[3] Sadoff, C.W., Hall, J.W., Grey, D., Aerts, J.C.J.H., Ait-Kadi, M., Brown, C., Cox, A., Dadson, S., Garrick, D., Kelman, J., McCornick, P., Ringler, C., Rosegrant, M., Whittington, D. and Wiberg, D. (2015) Securing Water, Sustaining Growth: Report of the GWP/OECD Task Force on Water Security and Sustainable Growth. Oxford, U.K.: University of Oxford, p. 175. https://www.gwp.org/globalassets/global/about-gwp/publications/the-global-dialogue/securing-water-sustaining-growth.pdf
 

[4] Sadoff, C.W., Hall, J.W., Grey, D., Aerts, J.C.J.H., Ait-Kadi, M., Brown, C., Cox, A., Dadson, S., Garrick, D., Kelman, J., McCornick, P., Ringler, C., Rosegrant, M., Whittington, D. and Wiberg, D. (2015) Securing Water, Sustaining Growth: Report of the GWP/OECD Task Force on Water Security and Sustainable Growth. Oxford, U.K.: University of Oxford, p. 175. https://www.gwp.org/globalassets/global/about-gwp/publications/the-global-dialogue/securing-water-sustaining-growth.pdf
 

[5] Ranger, N., Hallegatte, S., Bhattacharya, S., Bachu, M., Priya, S., Dhore, K., Rafique, F., Mathur, P., Naville, N., Henriet, F., Herweijer, C., Pohit, S., Corfee-Morlot, J. (2009) ‘An assessment of the potential impact of climate change on flood risk in Mumbai’, Climatic Change, 104, pp. 139-167. DOI 10.1007/s10584-010-9979-2
 

[6] Browder, G., Ozment, S., Bescos, I.R., Gartner, T. and Lange, G. (2019) Integrating green and gray: Creating next generation infrastructure. Washington, D.C.: World Bank and World Resources Institute. https://openknowledge.worldbank.org/handle/10986/31430
 

[7] ‘Quito water fund’ (2022) Water funds toolbox.

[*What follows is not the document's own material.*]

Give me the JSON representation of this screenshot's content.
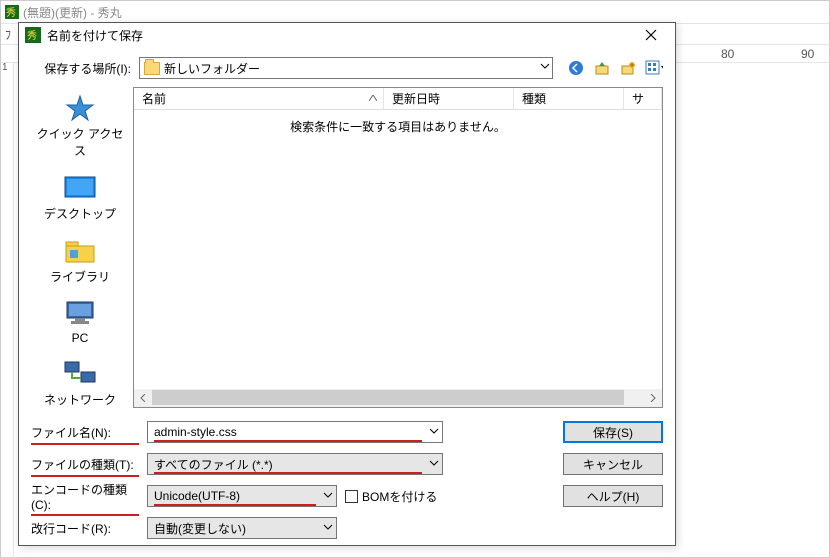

The Nature Conservancy. https://waterfundstoolbox.org/regions/latin-america/quito-water-fund
 

[8] ‘DC Water: First ever environmental impact bond’ (2021) Quantified Ventures. https://www.quantifiedventures.com/dc-water

CONTACT

  • UCCRTF Secretariat